Which is best to use – mouse or keyboard?

But surely you need to use both?

Yes and no… some tasks can only (efficiently) be performed by one or the other. For example, data entry: a keyboard is the obvious tool of choice. But you may be surprised at how many tasks can be completed be either. Typically, we are talking here about marking and amending blocks of data, inserting rows or columns, copy and pasting etc. All tasks commonly performed when working in Excel.

Why does it matter?

You may be surprised how much more efficiently you can work with the appropriate tool. Spoiler alert… at this stage I can reveal that I am a big fan of keyboard shortcuts which can dramatically reduce the time needed to perform especially simple tasks like copy and paste. Added up over the course of a working day, these small savings of time add up and can result in you simply being able to get more work done! And all for a little effort required in learning to use shortcuts.

What do you mean “best to use”?

Before we dive in, let’s be clear about what we mean by “best to use”. It is the user that uses these tools, so we need to consider him or her… therefore I would define this to mean most appropriate and most efficient for the user.

What are the options?

To make my analysis comprehensive, I have considered two types of mouse – the mousepad you usually get with a laptop nowadays and a separate, “old school” mouse – as well as two types of keyboard – again, the one you get with a laptop and a separate keyboard, the type you have to use if you are using a desktop PC and which is optional when using a laptop.


😊 Advantages


Laptop mousepad

  • Can be used on a plane or train, where the table is small and there is no room to use a separate mouse

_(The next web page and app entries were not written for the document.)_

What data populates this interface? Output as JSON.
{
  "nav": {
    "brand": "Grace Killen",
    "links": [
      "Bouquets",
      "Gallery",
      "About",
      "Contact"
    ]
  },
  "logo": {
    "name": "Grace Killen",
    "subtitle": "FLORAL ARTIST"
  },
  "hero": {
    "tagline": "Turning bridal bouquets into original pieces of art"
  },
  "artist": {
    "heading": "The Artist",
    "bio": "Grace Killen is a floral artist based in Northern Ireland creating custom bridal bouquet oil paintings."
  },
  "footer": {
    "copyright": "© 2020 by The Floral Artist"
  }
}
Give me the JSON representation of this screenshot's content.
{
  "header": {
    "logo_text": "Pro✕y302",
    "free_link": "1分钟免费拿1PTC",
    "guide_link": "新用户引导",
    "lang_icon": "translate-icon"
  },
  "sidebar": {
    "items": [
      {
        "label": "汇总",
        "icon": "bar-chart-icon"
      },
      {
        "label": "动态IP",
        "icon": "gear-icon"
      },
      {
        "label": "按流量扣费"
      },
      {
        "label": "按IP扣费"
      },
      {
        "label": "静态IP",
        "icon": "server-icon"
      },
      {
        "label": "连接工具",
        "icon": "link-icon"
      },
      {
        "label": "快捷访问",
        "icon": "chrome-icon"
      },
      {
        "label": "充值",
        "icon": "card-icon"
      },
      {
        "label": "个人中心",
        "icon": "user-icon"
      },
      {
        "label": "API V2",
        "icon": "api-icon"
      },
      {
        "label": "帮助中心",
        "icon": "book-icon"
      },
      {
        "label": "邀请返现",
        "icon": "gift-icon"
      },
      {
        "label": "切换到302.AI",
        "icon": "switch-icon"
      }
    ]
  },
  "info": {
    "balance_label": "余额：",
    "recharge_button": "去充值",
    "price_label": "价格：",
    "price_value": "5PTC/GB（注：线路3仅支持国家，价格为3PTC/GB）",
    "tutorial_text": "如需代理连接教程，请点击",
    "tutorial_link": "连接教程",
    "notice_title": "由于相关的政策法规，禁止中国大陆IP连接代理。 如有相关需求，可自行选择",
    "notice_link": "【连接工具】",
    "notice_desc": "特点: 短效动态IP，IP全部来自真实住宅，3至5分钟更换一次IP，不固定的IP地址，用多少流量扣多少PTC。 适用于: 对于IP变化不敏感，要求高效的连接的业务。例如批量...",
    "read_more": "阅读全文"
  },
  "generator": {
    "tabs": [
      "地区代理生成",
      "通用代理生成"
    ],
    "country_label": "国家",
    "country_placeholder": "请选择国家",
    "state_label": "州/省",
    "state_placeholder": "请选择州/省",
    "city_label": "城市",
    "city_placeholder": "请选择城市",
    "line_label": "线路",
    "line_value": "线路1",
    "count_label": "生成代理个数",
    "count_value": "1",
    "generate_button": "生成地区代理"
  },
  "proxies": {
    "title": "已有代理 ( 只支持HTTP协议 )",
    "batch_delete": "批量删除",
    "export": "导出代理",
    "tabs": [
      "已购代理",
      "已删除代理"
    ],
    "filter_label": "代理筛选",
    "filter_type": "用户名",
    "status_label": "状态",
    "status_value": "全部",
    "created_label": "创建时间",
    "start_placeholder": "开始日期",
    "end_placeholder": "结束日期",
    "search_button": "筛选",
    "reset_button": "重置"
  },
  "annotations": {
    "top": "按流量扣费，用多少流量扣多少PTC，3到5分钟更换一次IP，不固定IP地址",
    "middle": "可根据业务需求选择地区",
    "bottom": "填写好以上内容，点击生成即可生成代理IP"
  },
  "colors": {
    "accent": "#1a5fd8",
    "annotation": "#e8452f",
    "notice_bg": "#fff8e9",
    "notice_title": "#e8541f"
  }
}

  • Hard to forget… if you have your laptop with you on a business trip, then you also have your mouse!
  • I find them extremely inefficient to use; to move the mouse pointer any length over the screen requires multiple touchpad strokes; only experienced users can hope to come anywhere near the efficiency of the other tools

  • For non-users, must be turned off to avoid “ghost working” (accidental activity caused be inadvertently touching the touchpad)


Separate mouse

  • Generally, much more efficient than the laptop mouse

  • Enables menus and icons to be easily used

  • Particularly good for inexperienced users – easy to use and no need to remember keyboard shortcuts


  • Often not as efficient as keyboard shortcuts for frequent tasks such as copy & paste (Ctrl C, Ctrl V)

  • Usage requires more space on your desk or work surface

Laptop keyboard

  • Compact – does not take up much space

  • You can use the full gamut of keyboard shortcuts, albeit this can be somewhat awkward (see disadvantages)

  • No need to research and buy a separate keyboard
  • Compact, so functions are often combined into single keys, thus requiring laborious (dare I say tortuous?) key combinations to get what you want, e.g. using the function keys such as F2 edit where you often have to press a “function-enabling key” as well as the function key itself… yuk!

  • No separate number keypad to enter numbers, which I tend to do a lot in Excel!


Separate keyboard

  • You can use the full gamut of keyboard shortcuts… yahoo! A real boon to all who know them or learn some of them!

  • You usually get a separate number keypad to enter numbers; a common task when using Excel

  • Function keys can usually be operated on their own without the need to press any “function-enabling key” (sadly not always the case)
  • Tasks up space on the desk; IMHO this is more offset by the advantages

  • More space means more keys and sadly a higher risk of additional keys with functions which I never use and/or which do not always work (media start/stop, home, arrange Windows, settings, picture etc)

  • I am such a fan, I will sometimes take my separate keyboard to meetings where I expect to have to do a lot of computer work; this is then something extra to transport


To sum up, many common tasks in Excel can be performed by either mouse or keyboard, so you have a choice. I recommend the keyboard – ideally a standalone keyboard - so that you can use time-saving shortcuts. You can download a list of the best shortcuts under downloads.


This is A4 in size, but you can fold it in half in the middle to have A5 size with two sides if that suits you better. The best way to learn these is "little and often". Pick one or two new shortcuts each week and use them as often as you can to make them second nature. Some people like to use a highlighter pen to mark the ones they have learnt to show progress and aid motivation.

Have fun!